Nejati, A., Shepley, M., Rodiek, S., & Lee, C. (2016). Restorative Design Features for Hospital Staff Break Areas: A Multi-Method Study. Health Environments Research & Design Journal, 9(2), 16-35.
Objectives: The study investigated the main restorative components of staff break areas in healthcare facilities, by assessing usage patterns, verbal/visual preferences, and perceived restorative qualities of specific design features found in break areas for hospital staff.
Methods: A multi-method approach combined qualitative explorations (focused interviews and narrative survey questions) with quantitative measurements (discrete survey questions and a visual ranking of break-room spaces), and the results were compared and triangulated.
Results: It was found that staff break areas are more likely to be used if they are in close proximity to nurses’ work areas, if they have complete privacy from patients and families, and if they provide opportunities for individual privacy as well as socialization with coworkers. Having physical access to private outdoor spaces (e.g., balconies or porches) was shown to have significantly greater perceived restorative potential, in comparison with window views, artwork, or indoor plants.

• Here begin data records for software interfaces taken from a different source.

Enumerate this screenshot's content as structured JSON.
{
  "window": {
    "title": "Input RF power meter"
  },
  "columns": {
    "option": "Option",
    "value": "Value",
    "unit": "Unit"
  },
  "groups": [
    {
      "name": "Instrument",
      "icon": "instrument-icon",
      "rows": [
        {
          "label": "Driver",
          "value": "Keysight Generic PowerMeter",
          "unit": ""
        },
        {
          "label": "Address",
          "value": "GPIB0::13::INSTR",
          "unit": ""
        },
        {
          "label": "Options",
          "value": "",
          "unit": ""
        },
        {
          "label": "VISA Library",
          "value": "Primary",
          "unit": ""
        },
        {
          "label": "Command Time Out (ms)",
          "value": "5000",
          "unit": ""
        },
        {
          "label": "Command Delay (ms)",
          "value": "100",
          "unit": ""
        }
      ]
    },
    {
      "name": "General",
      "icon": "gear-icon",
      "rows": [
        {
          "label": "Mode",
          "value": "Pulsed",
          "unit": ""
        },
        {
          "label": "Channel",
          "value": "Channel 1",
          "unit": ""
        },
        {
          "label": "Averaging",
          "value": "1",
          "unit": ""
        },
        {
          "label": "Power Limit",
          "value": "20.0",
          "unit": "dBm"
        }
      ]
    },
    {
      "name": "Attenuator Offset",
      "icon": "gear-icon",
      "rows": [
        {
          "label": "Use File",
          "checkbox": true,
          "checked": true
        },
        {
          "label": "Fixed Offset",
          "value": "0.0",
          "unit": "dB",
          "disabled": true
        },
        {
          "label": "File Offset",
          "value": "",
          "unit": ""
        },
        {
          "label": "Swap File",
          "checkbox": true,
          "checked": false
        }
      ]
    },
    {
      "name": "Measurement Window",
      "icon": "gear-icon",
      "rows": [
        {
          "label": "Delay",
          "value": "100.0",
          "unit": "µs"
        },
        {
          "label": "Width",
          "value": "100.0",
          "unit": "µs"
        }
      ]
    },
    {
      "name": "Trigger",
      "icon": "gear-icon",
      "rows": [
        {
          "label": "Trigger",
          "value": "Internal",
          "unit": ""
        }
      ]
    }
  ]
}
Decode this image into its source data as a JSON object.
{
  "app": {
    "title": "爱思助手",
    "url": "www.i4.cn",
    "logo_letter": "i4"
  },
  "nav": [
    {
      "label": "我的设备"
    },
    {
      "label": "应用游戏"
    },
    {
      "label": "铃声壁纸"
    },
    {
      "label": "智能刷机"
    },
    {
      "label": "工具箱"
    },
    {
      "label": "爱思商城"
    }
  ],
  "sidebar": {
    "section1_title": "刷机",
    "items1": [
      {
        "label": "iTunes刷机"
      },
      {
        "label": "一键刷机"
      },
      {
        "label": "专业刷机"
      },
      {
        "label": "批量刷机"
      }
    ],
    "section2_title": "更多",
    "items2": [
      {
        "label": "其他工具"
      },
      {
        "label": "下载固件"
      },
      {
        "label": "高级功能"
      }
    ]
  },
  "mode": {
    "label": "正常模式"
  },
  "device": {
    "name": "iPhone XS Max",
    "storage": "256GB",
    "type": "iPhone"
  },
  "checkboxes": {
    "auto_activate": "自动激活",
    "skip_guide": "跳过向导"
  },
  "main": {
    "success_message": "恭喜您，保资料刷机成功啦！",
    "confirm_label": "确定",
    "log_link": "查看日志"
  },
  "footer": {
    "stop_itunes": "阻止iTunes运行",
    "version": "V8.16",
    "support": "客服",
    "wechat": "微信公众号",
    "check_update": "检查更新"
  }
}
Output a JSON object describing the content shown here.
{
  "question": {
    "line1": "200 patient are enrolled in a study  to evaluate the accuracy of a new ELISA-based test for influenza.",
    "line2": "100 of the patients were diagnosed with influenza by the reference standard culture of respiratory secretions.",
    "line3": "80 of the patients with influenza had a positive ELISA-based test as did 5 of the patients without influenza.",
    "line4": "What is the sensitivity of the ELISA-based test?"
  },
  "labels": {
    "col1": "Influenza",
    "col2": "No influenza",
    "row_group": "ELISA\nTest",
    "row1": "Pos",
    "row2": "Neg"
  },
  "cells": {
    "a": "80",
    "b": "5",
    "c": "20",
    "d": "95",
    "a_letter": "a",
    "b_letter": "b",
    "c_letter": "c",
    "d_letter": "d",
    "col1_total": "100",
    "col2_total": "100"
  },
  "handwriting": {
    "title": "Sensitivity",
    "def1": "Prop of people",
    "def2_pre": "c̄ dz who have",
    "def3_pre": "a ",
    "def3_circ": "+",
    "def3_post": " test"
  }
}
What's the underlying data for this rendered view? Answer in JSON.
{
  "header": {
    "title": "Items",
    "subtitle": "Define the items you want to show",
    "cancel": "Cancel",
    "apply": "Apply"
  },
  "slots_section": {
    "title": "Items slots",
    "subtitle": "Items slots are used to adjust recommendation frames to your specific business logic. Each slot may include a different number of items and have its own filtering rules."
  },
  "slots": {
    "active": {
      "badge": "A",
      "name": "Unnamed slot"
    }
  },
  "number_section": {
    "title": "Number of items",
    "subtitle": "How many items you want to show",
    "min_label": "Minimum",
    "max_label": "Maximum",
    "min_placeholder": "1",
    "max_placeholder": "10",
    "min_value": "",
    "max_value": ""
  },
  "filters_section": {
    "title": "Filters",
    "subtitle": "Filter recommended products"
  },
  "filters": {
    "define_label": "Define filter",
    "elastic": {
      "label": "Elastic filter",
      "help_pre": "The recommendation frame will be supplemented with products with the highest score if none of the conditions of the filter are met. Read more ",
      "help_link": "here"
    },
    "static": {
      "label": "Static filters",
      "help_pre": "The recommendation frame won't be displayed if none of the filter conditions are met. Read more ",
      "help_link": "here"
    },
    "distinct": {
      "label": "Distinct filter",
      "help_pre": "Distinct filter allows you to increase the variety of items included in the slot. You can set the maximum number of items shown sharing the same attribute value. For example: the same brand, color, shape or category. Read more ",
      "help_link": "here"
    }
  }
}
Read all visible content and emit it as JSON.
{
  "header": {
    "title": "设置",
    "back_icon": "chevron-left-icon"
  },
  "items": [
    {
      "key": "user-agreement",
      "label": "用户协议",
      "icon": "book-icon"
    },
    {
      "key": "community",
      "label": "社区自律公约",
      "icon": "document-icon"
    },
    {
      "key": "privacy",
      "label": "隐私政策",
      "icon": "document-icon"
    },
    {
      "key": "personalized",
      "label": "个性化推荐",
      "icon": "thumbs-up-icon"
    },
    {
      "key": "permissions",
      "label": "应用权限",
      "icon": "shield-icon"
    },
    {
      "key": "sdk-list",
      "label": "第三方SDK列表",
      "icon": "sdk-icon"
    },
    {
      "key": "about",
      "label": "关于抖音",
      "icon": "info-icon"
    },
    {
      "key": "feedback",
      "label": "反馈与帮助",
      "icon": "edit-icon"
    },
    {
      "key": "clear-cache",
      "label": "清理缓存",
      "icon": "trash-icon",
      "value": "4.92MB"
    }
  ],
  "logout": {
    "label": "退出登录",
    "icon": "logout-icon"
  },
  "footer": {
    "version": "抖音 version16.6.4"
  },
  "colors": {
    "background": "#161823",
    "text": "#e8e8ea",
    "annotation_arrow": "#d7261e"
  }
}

Conclusions: The results of this empirical study support the conclusion that improvements in the restorative quality of break areas may significantly improve nurses’ satisfaction and stress reduction, potentially leading to improved care for the patients they serve.
Keywords: nurse, fatigue, rest break, policy, break spaces, built environment, health, quality of care